A good deal of lenders will not offer a remortgage where the equity loan will remain in place and may require the equity loan to be fully repaid on completion.
As you rightly identify, the key challenge will be the change in personal circumstances.
A critical issue for remortgage options and if raising additional funds will be meeting the lender’s affordability criteria.
This will take account of income and outgoings to make an individual assessment of how much they can borrow.
Benefit income will be accepted income for many lenders but some may only take a proportion of that income into account.
Critical: A major issue for remortgage options and if raising additional funds will be meeting the lender’s affordability criteria
Some may only factor in 60 per cent, say, of a Personal Independence Payment into the affordability calculation, whereas others will be more generous. Others may want some clarification that the payment is guaranteed to be permanent going forward.
If your son has gone self employed as a carpenter then he will typically need to evidence income through a couple of years of tax self assessment or accounts.
Although affordability isn’t a one size fits all income multiple, borrowing enough to pay off the entire equity loan would amount to well over 6x income, assuming that the entire income will be factored into the assessment.
Retain the equity loan
It’s possible to continue without repaying the equity loan. Although in recent years mortgage rates looked favourable compared to the interest charge on the equity loan, rising interest rates have changed that.
It may be possible to switch but the existing lender may offer a useful alternative option.
That would enable the existing mortgage to be switched onto a new deal on a like for like basis without any further affordability and credit checks.
This will ensure that your son and his partner are not subject to the standard variable rate and they could elect to fix their rate again, if that’s their preference.
There will be the monthly cost of the equity loan to contend with but that will be cheaper than an equivalent mortgage rate in the current climate.
Weighing up the costs: It’s possible to continue without repaying the equity loan, according to Hollingworth
What we don’t know is whether the ultimate cost of the equity loan will rise further if the value increases but market activity has generally slowed and the indices are now reporting drops.
The equity loan does share in any downside movement in prices as well, so if prices fall so would the equity loan.
The ability to pay off the equity loan may well be out of reach for now but hopefully this gives some reassurance that they will have a deal available to them.

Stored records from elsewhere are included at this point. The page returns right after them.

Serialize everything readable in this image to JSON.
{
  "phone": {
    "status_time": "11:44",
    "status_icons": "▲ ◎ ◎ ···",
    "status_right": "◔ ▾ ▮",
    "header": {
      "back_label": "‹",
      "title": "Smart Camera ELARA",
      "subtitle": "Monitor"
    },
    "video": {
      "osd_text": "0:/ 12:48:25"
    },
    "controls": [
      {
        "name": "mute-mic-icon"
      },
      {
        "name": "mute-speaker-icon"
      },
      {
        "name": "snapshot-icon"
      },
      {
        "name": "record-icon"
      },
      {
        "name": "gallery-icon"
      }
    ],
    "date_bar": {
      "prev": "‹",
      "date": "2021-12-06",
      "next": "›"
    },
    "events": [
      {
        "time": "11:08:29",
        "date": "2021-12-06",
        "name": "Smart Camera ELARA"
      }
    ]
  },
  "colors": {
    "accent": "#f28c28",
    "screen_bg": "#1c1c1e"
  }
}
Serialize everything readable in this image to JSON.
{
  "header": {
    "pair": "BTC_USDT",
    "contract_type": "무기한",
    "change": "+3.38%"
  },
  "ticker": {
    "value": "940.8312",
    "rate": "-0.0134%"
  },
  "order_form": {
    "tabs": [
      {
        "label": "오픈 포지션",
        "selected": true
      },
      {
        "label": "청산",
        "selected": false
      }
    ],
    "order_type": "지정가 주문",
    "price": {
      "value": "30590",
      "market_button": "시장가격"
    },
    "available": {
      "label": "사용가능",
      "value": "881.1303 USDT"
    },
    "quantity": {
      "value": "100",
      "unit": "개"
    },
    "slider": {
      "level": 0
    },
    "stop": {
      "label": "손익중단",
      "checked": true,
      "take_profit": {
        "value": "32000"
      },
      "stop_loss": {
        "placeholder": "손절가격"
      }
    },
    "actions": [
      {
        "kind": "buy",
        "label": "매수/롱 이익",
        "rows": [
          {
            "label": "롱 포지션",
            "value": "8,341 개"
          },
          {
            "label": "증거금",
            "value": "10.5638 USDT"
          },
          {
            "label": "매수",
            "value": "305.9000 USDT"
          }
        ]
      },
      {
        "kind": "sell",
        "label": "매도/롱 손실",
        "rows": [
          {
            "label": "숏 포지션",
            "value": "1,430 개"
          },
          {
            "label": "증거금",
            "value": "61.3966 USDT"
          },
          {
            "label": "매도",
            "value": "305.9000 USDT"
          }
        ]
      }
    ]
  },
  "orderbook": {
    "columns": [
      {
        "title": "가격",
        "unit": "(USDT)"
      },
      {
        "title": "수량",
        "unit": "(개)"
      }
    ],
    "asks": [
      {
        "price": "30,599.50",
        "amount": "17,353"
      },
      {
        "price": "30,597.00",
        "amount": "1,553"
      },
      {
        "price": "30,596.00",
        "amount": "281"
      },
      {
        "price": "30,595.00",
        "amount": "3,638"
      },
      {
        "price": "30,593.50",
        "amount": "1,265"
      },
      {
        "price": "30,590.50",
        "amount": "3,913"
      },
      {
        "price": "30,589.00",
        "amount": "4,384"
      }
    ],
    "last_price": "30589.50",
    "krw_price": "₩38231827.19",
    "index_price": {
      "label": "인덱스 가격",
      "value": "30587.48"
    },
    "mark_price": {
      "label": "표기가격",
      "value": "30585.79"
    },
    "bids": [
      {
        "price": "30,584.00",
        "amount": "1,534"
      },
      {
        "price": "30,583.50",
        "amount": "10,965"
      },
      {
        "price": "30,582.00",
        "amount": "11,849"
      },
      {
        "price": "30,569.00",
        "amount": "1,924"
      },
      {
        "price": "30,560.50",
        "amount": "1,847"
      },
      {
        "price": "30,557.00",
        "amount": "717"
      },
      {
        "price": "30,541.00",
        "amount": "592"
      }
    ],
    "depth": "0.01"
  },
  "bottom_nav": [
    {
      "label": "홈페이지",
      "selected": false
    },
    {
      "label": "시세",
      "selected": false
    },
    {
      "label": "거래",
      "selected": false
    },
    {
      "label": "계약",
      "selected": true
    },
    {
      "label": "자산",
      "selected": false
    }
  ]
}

Nationwide will typically offer competitive terms to existing customers and it will also avoid the need to seek consents from the Help to Buy administrator, which can carry cost and take time.
They can lock in a deal as much as six months before the end of the current deal, so should seek advice at that time and a broker will be able to look at the existing customer options as well as other lenders.
GET YOUR MORTGAGE QUESTION ANSWERED
David Hollingworth is This is Money’s mortgage expert and a broker at L&C Mortgages – one of Britain’s leading specialists.
He is ready to answer your home loan questions, whether you are buying your first home, trying to remortgage amid the rates chaos or looking to plan further ahead.
If you would like to ask him a question about mortgages, email: email@example.com with the subject line: Mortgage help
Please include as many details as possible in your question in order for him to respond in-depth.
David will do his best to reply to your message in a forthcoming column, but he won’t be able to answer everyone or correspond privately with readers. Nothing in his replies constitutes regulated financial advice. Published questions are sometimes edited for brevity or other reasons.
NAVIGATE THE MORTGAGE MAZE
Some links in this article may be affiliate links. If you click on them we may earn a small commission. That helps us fund This Is Money, and keep it free to use. We do not write articles to promote products. We do not allow any commercial relationship to affect our editorial independence.